INSTRUCTIONS TO FOLLOW:
Going line by line through the data below, how many lines contain the word "name"? Give only the number.
************
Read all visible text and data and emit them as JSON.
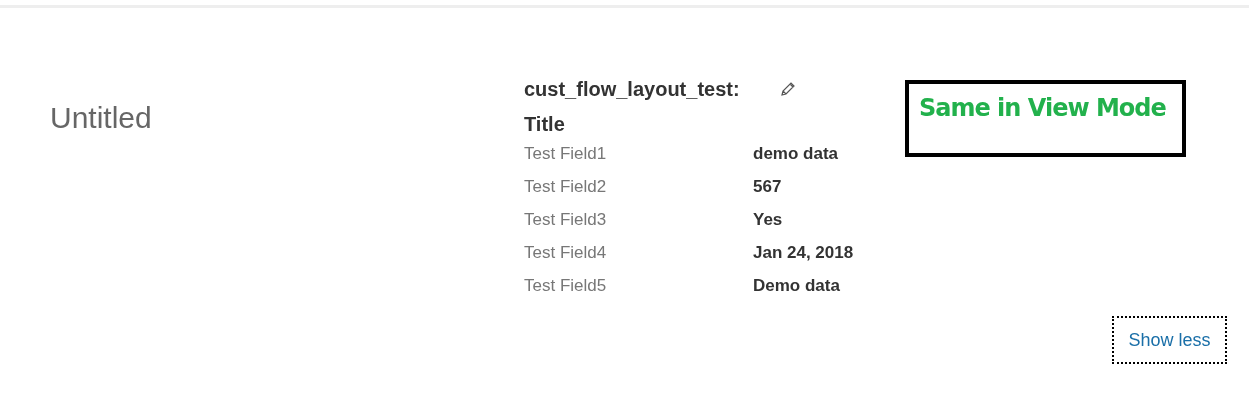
{
  "page_title": "Untitled",
  "record": {
    "name": "cust_flow_layout_test:",
    "section_title": "Title",
    "fields": [
      {
        "label": "Test Field1",
        "value": "demo data"
      },
      {
        "label": "Test Field2",
        "value": "567"
      },
      {
        "label": "Test Field3",
        "value": "Yes"
      },
      {
        "label": "Test Field4",
        "value": "Jan 24, 2018"
      },
      {
        "label": "Test Field5",
        "value": "Demo data"
      }
    ]
  },
  "annotation": "Same in View Mode",
  "show_less_button": "Show less"
}
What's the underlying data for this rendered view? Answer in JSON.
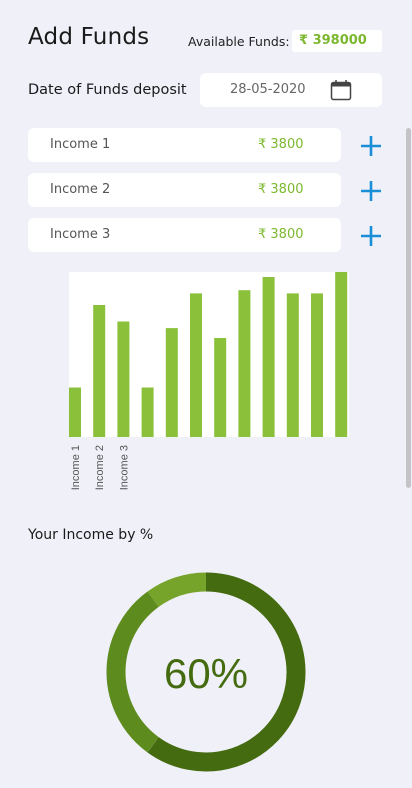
{
  "header": {
    "title": "Add Funds",
    "available_label": "Available Funds:",
    "available_value": "₹ 398000"
  },
  "deposit": {
    "label": "Date of Funds deposit",
    "date_value": "28-05-2020",
    "calendar_icon": "calendar-icon"
  },
  "incomes": [
    {
      "name": "Income 1",
      "amount": "₹ 3800"
    },
    {
      "name": "Income 2",
      "amount": "₹ 3800"
    },
    {
      "name": "Income 3",
      "amount": "₹ 3800"
    }
  ],
  "add_icon": "plus-icon",
  "colors": {
    "accent_green": "#7cb82f",
    "bar_green": "#8ac03a",
    "plus_blue": "#1a8fd8",
    "donut_dark": "#456b10",
    "donut_mid": "#5e8b1e",
    "donut_light": "#76a42a"
  },
  "chart_data": {
    "type": "bar",
    "categories": [
      "Income 1",
      "Income 2",
      "Income 3",
      "",
      "",
      "",
      "",
      "",
      "",
      "",
      "",
      ""
    ],
    "values": [
      30,
      80,
      70,
      30,
      66,
      87,
      60,
      89,
      97,
      87,
      87,
      100
    ],
    "ylim": [
      0,
      100
    ],
    "grid": false
  },
  "donut": {
    "title": "Your Income by %",
    "center_label": "60%",
    "segments": [
      60,
      30,
      10
    ]
  }
}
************
COMPLETED EXERCISE:
4